Task prompt >> Keep every line in which "glyph" occurs and drop the rest of the data.

____ Information supplied

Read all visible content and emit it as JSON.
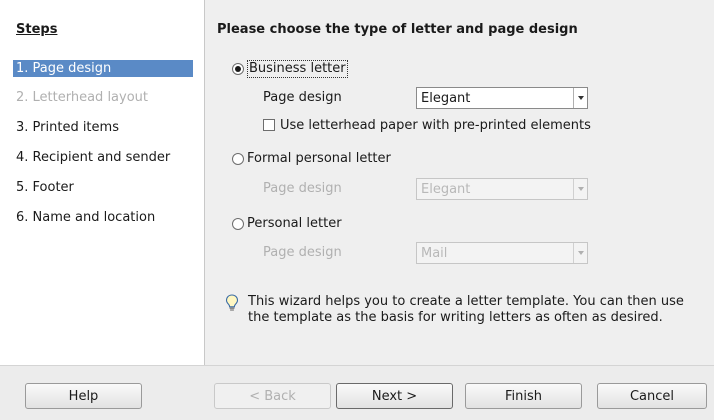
{
  "sidebar": {
    "title": "Steps",
    "steps": [
      {
        "label": "1. Page design"
      },
      {
        "label": "2. Letterhead layout"
      },
      {
        "label": "3. Printed items"
      },
      {
        "label": "4. Recipient and sender"
      },
      {
        "label": "5. Footer"
      },
      {
        "label": "6. Name and location"
      }
    ]
  },
  "main": {
    "title": "Please choose the type of letter and page design",
    "options": [
      {
        "label": "Business letter",
        "checked": true,
        "page_design_label": "Page design",
        "page_design_value": "Elegant"
      },
      {
        "label": "Formal personal letter",
        "checked": false,
        "page_design_label": "Page design",
        "page_design_value": "Elegant"
      },
      {
        "label": "Personal letter",
        "checked": false,
        "page_design_label": "Page design",
        "page_design_value": "Mail"
      }
    ],
    "letterhead_checkbox": "Use letterhead paper with pre-printed elements",
    "hint": "This wizard helps you to create a letter template. You can then use the template as the basis for writing letters as often as desired."
  },
  "buttons": {
    "help": "Help",
    "back": "< Back",
    "next": "Next >",
    "finish": "Finish",
    "cancel": "Cancel"
  },
  "colors": {
    "active_step": "#5a8ac6",
    "disabled_text": "#b0b0b0"
  }
}
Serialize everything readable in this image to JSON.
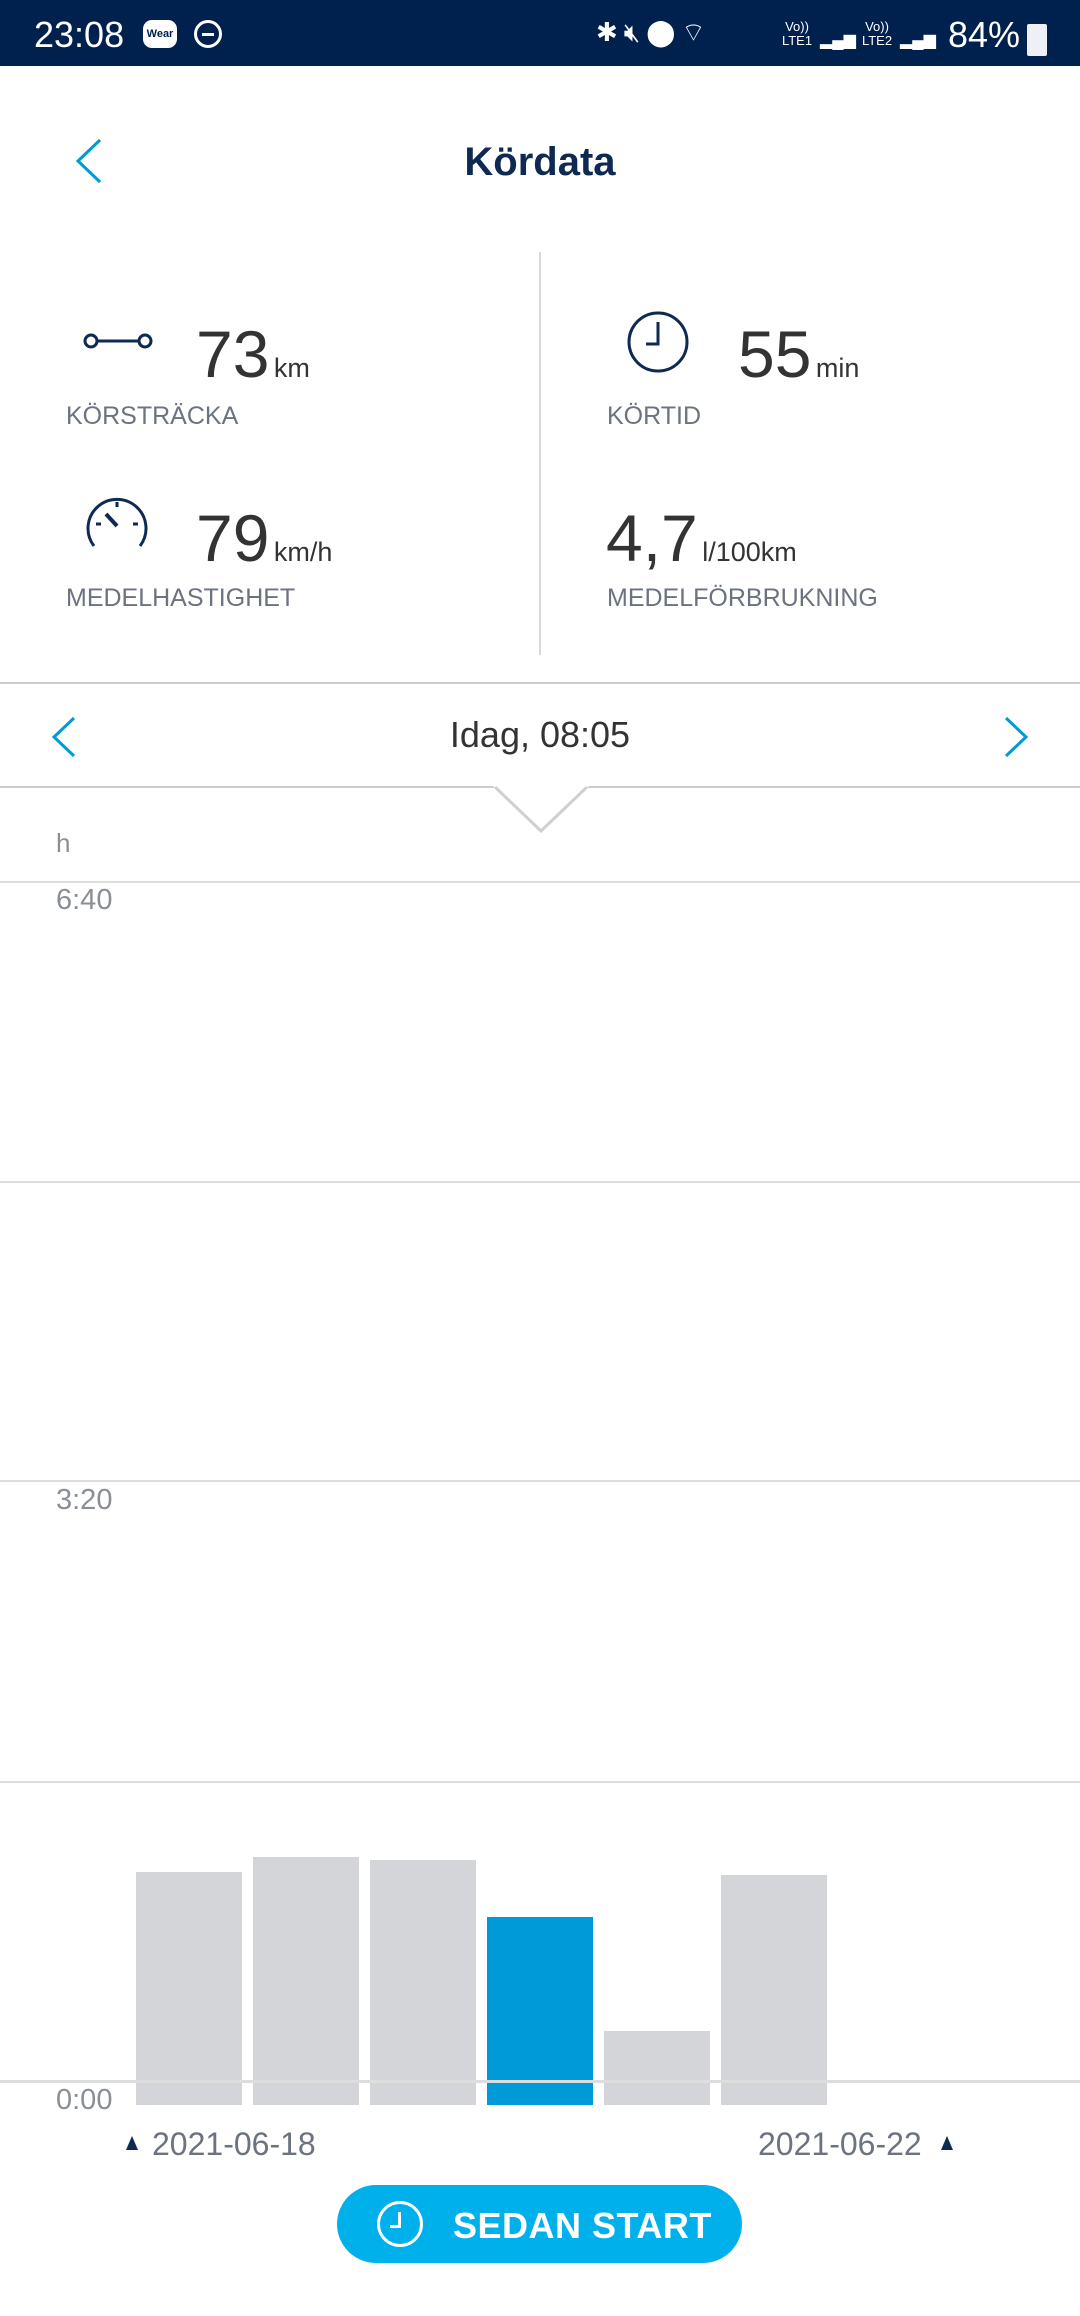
{
  "status_bar": {
    "time": "23:08",
    "wear_badge": "Wear",
    "icons": [
      "bluetooth-icon",
      "mute-icon",
      "location-icon",
      "wifi-icon",
      "lte1-signal-icon",
      "lte2-signal-icon"
    ],
    "lte1": "Vo)) LTE1",
    "lte2": "Vo)) LTE2",
    "battery": "84%"
  },
  "header": {
    "title": "Kördata"
  },
  "stats": {
    "distance": {
      "value": "73",
      "unit": "km",
      "label": "KÖRSTRÄCKA"
    },
    "time": {
      "value": "55",
      "unit": "min",
      "label": "KÖRTID"
    },
    "speed": {
      "value": "79",
      "unit": "km/h",
      "label": "MEDELHASTIGHET"
    },
    "consumption": {
      "value": "4,7",
      "unit": "l/100km",
      "label": "MEDELFÖRBRUKNING"
    }
  },
  "date_nav": {
    "current": "Idag, 08:05"
  },
  "colors": {
    "accent": "#009ad9",
    "bar": "#d4d5d9",
    "selected_bar": "#009ad9",
    "header_bg": "#00204e",
    "button": "#00b0ea"
  },
  "chart_data": {
    "type": "bar",
    "ylabel": "h",
    "ylim": [
      0,
      400
    ],
    "yticks": [
      {
        "value": 400,
        "label": "6:40"
      },
      {
        "value": 200,
        "label": "3:20"
      },
      {
        "value": 0,
        "label": "0:00"
      }
    ],
    "values_minutes": [
      70,
      75,
      74,
      55,
      17,
      69
    ],
    "selected_index": 3,
    "x_labels": {
      "start": "2021-06-18",
      "end": "2021-06-22"
    }
  },
  "button": {
    "label": "SEDAN START"
  }
}
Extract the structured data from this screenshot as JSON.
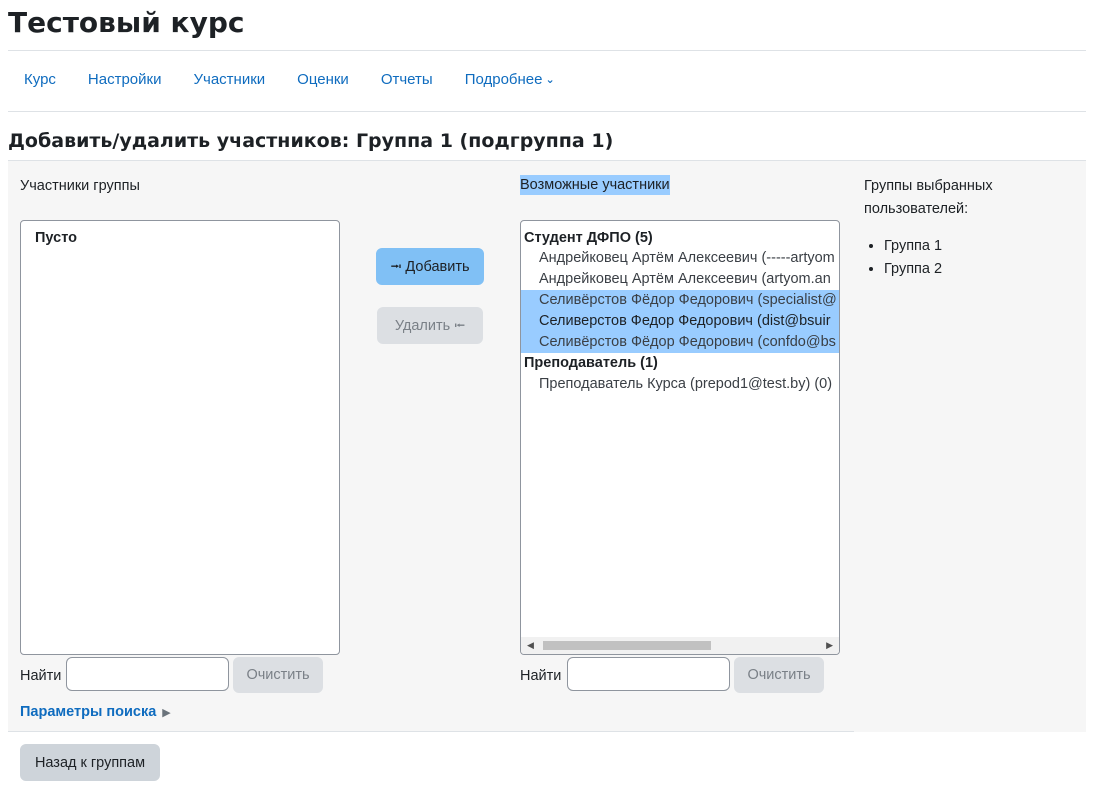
{
  "course_title": "Тестовый курс",
  "nav": {
    "items": [
      "Курс",
      "Настройки",
      "Участники",
      "Оценки",
      "Отчеты"
    ],
    "more_label": "Подробнее"
  },
  "page_heading": "Добавить/удалить участников: Группа 1 (подгруппа 1)",
  "members": {
    "label": "Участники группы",
    "empty_label": "Пусто",
    "search_label": "Найти",
    "search_value": "",
    "clear_label": "Очистить"
  },
  "actions": {
    "add_label": "⭲ Добавить",
    "remove_label": "Удалить ⭰"
  },
  "potential": {
    "label": "Возможные участники",
    "groups": [
      {
        "label": "Студент ДФПО (5)",
        "options": [
          {
            "text": "Андрейковец Артём Алексеевич (-----artyom",
            "selected": false
          },
          {
            "text": "Андрейковец Артём Алексеевич (artyom.an",
            "selected": false
          },
          {
            "text": "Селивёрстов Фёдор Федорович (specialist@",
            "selected": true
          },
          {
            "text": "Селиверстов Федор Федорович (dist@bsuir",
            "selected": true
          },
          {
            "text": "Селивёрстов Фёдор Федорович (confdo@bs",
            "selected": true
          }
        ]
      },
      {
        "label": "Преподаватель (1)",
        "options": [
          {
            "text": "Преподаватель Курса (prepod1@test.by) (0)",
            "selected": false
          }
        ]
      }
    ],
    "search_label": "Найти",
    "search_value": "",
    "clear_label": "Очистить"
  },
  "user_groups": {
    "label": "Группы выбранных пользователей:",
    "items": [
      "Группа 1",
      "Группа 2"
    ]
  },
  "search_params_label": "Параметры поиска",
  "back_label": "Назад к группам",
  "colors": {
    "link": "#0f6cbf",
    "selection": "#99ccff",
    "primary_button": "#80c0f5"
  }
}
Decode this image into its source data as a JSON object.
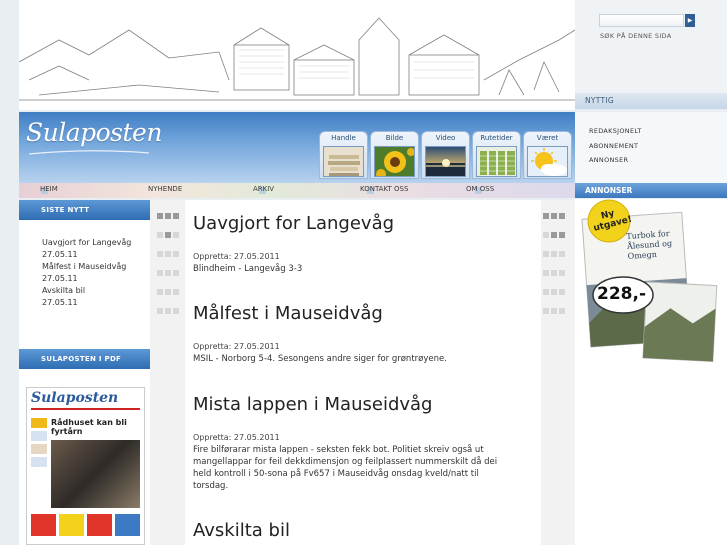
{
  "site": {
    "logo_text": "Sulaposten"
  },
  "icon_tabs": [
    {
      "label": "Handle",
      "icon": "newspapers-icon"
    },
    {
      "label": "Bilde",
      "icon": "sunflower-icon"
    },
    {
      "label": "Video",
      "icon": "sunset-icon"
    },
    {
      "label": "Rutetider",
      "icon": "timetable-icon"
    },
    {
      "label": "Været",
      "icon": "weather-sun-cloud-icon"
    }
  ],
  "nav": {
    "items": [
      "HEIM",
      "NYHENDE",
      "ARKIV",
      "KONTAKT OSS",
      "OM OSS"
    ]
  },
  "left": {
    "latest_heading": "SISTE NYTT",
    "latest": [
      {
        "title": "Uavgjort for Langevåg",
        "date": "27.05.11"
      },
      {
        "title": "Målfest i Mauseidvåg",
        "date": "27.05.11"
      },
      {
        "title": "Avskilta bil",
        "date": "27.05.11"
      }
    ],
    "pdf_heading": "SULAPOSTEN I PDF",
    "pdf_cover": {
      "masthead": "Sulaposten",
      "headline": "Rådhuset kan bli fyrtårn"
    }
  },
  "articles": [
    {
      "title": "Uavgjort for Langevåg",
      "meta": "Oppretta: 27.05.2011",
      "body": "Blindheim - Langevåg 3-3"
    },
    {
      "title": "Målfest i Mauseidvåg",
      "meta": "Oppretta: 27.05.2011",
      "body": "MSIL - Norborg 5-4. Sesongens andre siger for grøntrøyene."
    },
    {
      "title": "Mista lappen i Mauseidvåg",
      "meta": "Oppretta: 27.05.2011",
      "body": "Fire bilførarar mista lappen - seksten fekk bot. Politiet skreiv også ut mangellappar for feil dekkdimensjon og feilplassert nummerskilt då dei held kontroll i 50-sona på Fv657 i Mauseidvåg onsdag kveld/natt til torsdag."
    },
    {
      "title": "Avskilta bil",
      "meta": "",
      "body": ""
    }
  ],
  "right": {
    "search_placeholder": "",
    "search_label": "SØK PÅ DENNE SIDA",
    "useful_heading": "NYTTIG",
    "useful_links": [
      "REDAKSJONELT",
      "ABONNEMENT",
      "ANNONSER"
    ],
    "ads_heading": "ANNONSER",
    "ad": {
      "badge": "Ny utgave!",
      "book_title": "Turbok for Ålesund og Omegn",
      "price": "228,-"
    }
  },
  "colors": {
    "accent_blue": "#2f6db3",
    "badge_yellow": "#f2d21b"
  }
}
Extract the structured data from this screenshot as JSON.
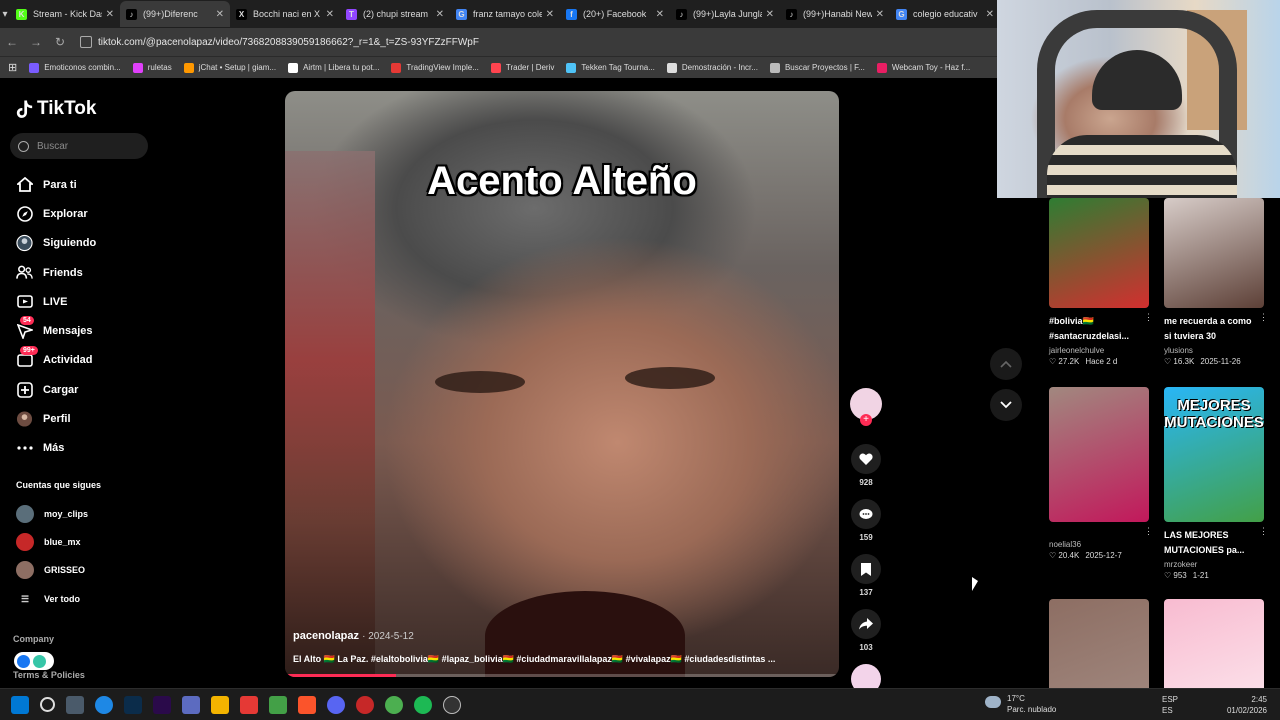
{
  "browser": {
    "tabs": [
      {
        "label": "Stream - Kick Das",
        "color": "#53fc18",
        "glyph": "K"
      },
      {
        "label": "(99+)Diferenc",
        "color": "#000000",
        "glyph": "♪",
        "active": true
      },
      {
        "label": "Bocchi naci en X",
        "color": "#000000",
        "glyph": "X"
      },
      {
        "label": "(2) chupi stream",
        "color": "#9146ff",
        "glyph": "T"
      },
      {
        "label": "franz tamayo cole",
        "color": "#4285f4",
        "glyph": "G"
      },
      {
        "label": "(20+) Facebook",
        "color": "#1877f2",
        "glyph": "f"
      },
      {
        "label": "(99+)Layla Jungla",
        "color": "#000000",
        "glyph": "♪"
      },
      {
        "label": "(99+)Hanabi New",
        "color": "#000000",
        "glyph": "♪"
      },
      {
        "label": "colegio educativ",
        "color": "#4285f4",
        "glyph": "G"
      }
    ],
    "url": "tiktok.com/@pacenolapaz/video/7368208839059186662?_r=1&_t=ZS-93YFZzFFWpF",
    "bookmarks": [
      {
        "label": "Emoticonos combin...",
        "color": "#7a5cff"
      },
      {
        "label": "ruletas",
        "color": "#e040fb"
      },
      {
        "label": "jChat • Setup | giam...",
        "color": "#ff9800"
      },
      {
        "label": "Airtm | Libera tu pot...",
        "color": "#ffffff"
      },
      {
        "label": "TradingView Imple...",
        "color": "#e53935"
      },
      {
        "label": "Trader | Deriv",
        "color": "#ff444f"
      },
      {
        "label": "Tekken Tag Tourna...",
        "color": "#4fc3f7"
      },
      {
        "label": "Demostración - Incr...",
        "color": "#dddddd"
      },
      {
        "label": "Buscar Proyectos | F...",
        "color": "#bbbbbb"
      },
      {
        "label": "Webcam Toy - Haz f...",
        "color": "#e91e63"
      }
    ]
  },
  "tiktok": {
    "brand": "TikTok",
    "search_placeholder": "Buscar",
    "nav": [
      {
        "label": "Para ti",
        "icon": "home-icon"
      },
      {
        "label": "Explorar",
        "icon": "compass-icon"
      },
      {
        "label": "Siguiendo",
        "icon": "following-avatar-icon"
      },
      {
        "label": "Friends",
        "icon": "friends-icon"
      },
      {
        "label": "LIVE",
        "icon": "live-icon"
      },
      {
        "label": "Mensajes",
        "icon": "messages-icon",
        "badge": "54"
      },
      {
        "label": "Actividad",
        "icon": "activity-icon",
        "badge": "99+"
      },
      {
        "label": "Cargar",
        "icon": "upload-icon"
      },
      {
        "label": "Perfil",
        "icon": "profile-avatar-icon"
      },
      {
        "label": "Más",
        "icon": "more-icon"
      }
    ],
    "follows_title": "Cuentas que sigues",
    "follows": [
      {
        "name": "moy_clips",
        "color": "#5a6e7a"
      },
      {
        "name": "blue_mx",
        "color": "#c62828"
      },
      {
        "name": "GRISSEO",
        "color": "#8d6e63"
      }
    ],
    "see_all": "Ver todo",
    "company": "Company",
    "terms": "Terms & Policies"
  },
  "video": {
    "overlay_title": "Acento Alteño",
    "author": "pacenolapaz",
    "date": "2024-5-12",
    "caption": "El Alto 🇧🇴 La Paz. #elaltobolivia🇧🇴 #lapaz_bolivia🇧🇴 #ciudadmaravillalapaz🇧🇴 #vivalapaz🇧🇴 #ciudadesdistintas ...",
    "progress": 0.2,
    "likes": "928",
    "comments": "159",
    "saves": "137",
    "shares": "103"
  },
  "related": [
    {
      "title": "#bolivia🇧🇴 #santacruzdelasi...",
      "author": "jairleonelchulve",
      "likes": "27.2K",
      "date": "Hace 2 d",
      "colors": [
        "#2e7d32",
        "#d32f2f"
      ]
    },
    {
      "title": "me recuerda a como si tuviera 30",
      "author": "ylusions",
      "likes": "16.3K",
      "date": "2025-11-26",
      "colors": [
        "#d7ccc8",
        "#5d4037"
      ]
    },
    {
      "title": "",
      "author": "noelial36",
      "likes": "20.4K",
      "date": "2025-12-7",
      "colors": [
        "#a1887f",
        "#c2185b"
      ]
    },
    {
      "title": "LAS MEJORES MUTACIONES pa...",
      "author": "mrzokeer",
      "likes": "953",
      "date": "1-21",
      "colors": [
        "#29b6f6",
        "#43a047"
      ],
      "thumb_text": "MEJORES MUTACIONES"
    },
    {
      "title": "",
      "author": "",
      "likes": "",
      "date": "",
      "colors": [
        "#8d6e63",
        "#a1887f"
      ]
    },
    {
      "title": "",
      "author": "",
      "likes": "",
      "date": "",
      "colors": [
        "#f8bbd0",
        "#fce4ec"
      ]
    }
  ],
  "taskbar": {
    "weather_temp": "17°C",
    "weather_desc": "Parc. nublado",
    "lang": "ESP",
    "lang2": "ES",
    "time": "2:45",
    "date": "01/02/2026"
  }
}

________

The answer >>
        "glyph": "K"
        "glyph": "♪",
        "glyph": "X"
        "glyph": "T"
        "glyph": "G"
        "glyph": "f"
        "glyph": "♪"
        "glyph": "♪"
        "glyph": "G"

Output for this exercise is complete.